The researchers tested the effects of different doses of cilengitide on tumours, ranging from very high to very low. Intriguingly, they found that very low levels of the drug actually stimulated the growth of cancers, rather than blocking it.

Further tests showed that very low doses of the drug didn’t have a direct impact on cancer cells grown in the lab. But when they were grown alongside blood vessel cells, low levels of cilengitide caused a boost in cancer growth.

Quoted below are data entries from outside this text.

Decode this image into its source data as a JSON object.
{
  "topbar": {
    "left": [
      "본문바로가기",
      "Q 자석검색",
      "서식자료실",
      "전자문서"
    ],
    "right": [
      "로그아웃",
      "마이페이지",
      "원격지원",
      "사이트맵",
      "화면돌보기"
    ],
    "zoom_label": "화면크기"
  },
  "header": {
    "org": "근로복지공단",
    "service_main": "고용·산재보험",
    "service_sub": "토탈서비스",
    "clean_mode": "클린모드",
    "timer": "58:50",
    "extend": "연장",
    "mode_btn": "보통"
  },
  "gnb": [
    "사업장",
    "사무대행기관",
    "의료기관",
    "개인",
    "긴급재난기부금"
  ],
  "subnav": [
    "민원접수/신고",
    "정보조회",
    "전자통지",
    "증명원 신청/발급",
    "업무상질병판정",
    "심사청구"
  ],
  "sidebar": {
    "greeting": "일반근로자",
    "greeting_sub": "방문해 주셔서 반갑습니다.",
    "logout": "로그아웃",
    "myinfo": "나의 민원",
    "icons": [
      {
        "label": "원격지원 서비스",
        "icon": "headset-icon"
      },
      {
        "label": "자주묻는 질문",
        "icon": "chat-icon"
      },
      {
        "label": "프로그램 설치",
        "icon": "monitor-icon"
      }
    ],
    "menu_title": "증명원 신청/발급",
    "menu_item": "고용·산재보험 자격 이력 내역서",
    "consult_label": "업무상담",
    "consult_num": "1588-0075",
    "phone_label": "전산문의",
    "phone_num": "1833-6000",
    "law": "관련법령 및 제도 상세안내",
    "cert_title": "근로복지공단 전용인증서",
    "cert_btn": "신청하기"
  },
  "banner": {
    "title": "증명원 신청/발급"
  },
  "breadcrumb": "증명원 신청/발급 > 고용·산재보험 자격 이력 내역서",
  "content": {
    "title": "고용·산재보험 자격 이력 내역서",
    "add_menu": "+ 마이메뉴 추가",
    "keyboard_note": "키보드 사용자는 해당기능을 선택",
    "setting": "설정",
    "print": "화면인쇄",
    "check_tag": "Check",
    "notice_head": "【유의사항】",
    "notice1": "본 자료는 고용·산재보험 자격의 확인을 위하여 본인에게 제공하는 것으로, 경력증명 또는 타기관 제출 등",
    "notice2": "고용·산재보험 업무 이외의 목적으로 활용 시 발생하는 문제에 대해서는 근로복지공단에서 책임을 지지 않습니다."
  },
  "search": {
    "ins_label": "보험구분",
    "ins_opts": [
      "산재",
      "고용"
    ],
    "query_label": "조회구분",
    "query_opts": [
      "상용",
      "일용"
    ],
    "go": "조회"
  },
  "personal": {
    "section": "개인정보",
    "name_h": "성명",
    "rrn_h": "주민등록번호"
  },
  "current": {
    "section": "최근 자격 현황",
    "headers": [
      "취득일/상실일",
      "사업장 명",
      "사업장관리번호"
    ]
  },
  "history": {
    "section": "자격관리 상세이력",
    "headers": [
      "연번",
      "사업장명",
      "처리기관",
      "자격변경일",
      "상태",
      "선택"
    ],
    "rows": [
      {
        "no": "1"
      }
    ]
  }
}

Further investigation revealed that low doses of the drug were switching on a molecule called VEGFR2, which ‘turns on’ angiogenesis and causes blood vessel cells to move towards a tumour. This explains why low levels of cilengitide promote cancer growth, rather than blocking it.

So now we know that low doses of an alleged anti-angiogenesis drug can actually have the opposite effect, and stimulate blood vessel growth, what does this mean for cancer treatment?

Implications for treatment

These findings are important because it is very difficult to control the levels of a cancer drug in the body. When a patient is initially given a drug, its level in the blood rise quickly, providing a big dose of the drug to the tumour.  But after a while, the levels start to fall as the body deals with the drug.

In the case of cilengitide, Reynolds and his team found that even though they gave high doses of the drug, levels in the blood dropped very low in just a few hours – down to the amounts needed to stimulate the growth of cancer rather than block it.

At last, this goes some way to explaining the poor results of cilengitide in clinical trials, as well as those seen for other anti-angiogenesis treatments.

It’s worth pointing out that these are still only early results from the lab, and they don’t suggest that drugs that are currently being used to treat cancer patients (such as Avastin or Sutent) will encourage cancers to spread. But they do suggest why angiogenesis inhibitors don’t work for everyone.

Where now?

This sounds quite disheartening and frustrating, as a potential new cancer treatment turns out to have the opposite effect.  But at least now we know why, and can try and find out how to use these drugs more effectively.

For example, there are various techniques that allow doctors to give a continuously high dosage of a drug to a patient, which would mean that levels don’t tail off.  And maybe researchers can develop a way to quickly get rid of the drug from the body once the dosage stops, so it doesn’t hang around at low levels for a long time.

As we often see with science, even a negative result can send researchers on a new avenue of investigation. Sometimes, figuring out why something doesn’t work can be just as important as finding something that does.


Listen to Dr Andrew Reynolds talking about his research.

Download mp3 file, 1.19 mins, 1.3 Mb.


Ebos, J. et al (2009). Accelerated Metastasis after Short-Term Treatment with a Potent Inhibitor of Tumor Angiogenesis Cancer Cell, 15 (3), 232-239 DOI: 10.1016/j.ccr.2009.01.021

Pàez-Ribes, M. et al (2009). Antiangiogenic Therapy Elicits Malignant Progression of Tumors to Increased Local Invasion and Distant Metastasis Cancer Cell, 15 (3), 220-231 DOI: 10.1016/j.ccr.2009.01.027

Nabors, L. et al (2007). Phase I and Correlative Biology Study of Cilengitide in Patients With Recurrent Malignant Glioma Journal of Clinical Oncology, 25 (13), 1651-1657 DOI: 10.1200/JCO.2006.06.6514

Reynolds, A et al (2009). Stimulation of tumor growth and angiogenesis by low concentrations of RGD-mimetic integrin inhibitors Nature Medicine DOI: 10.1038/nm.1941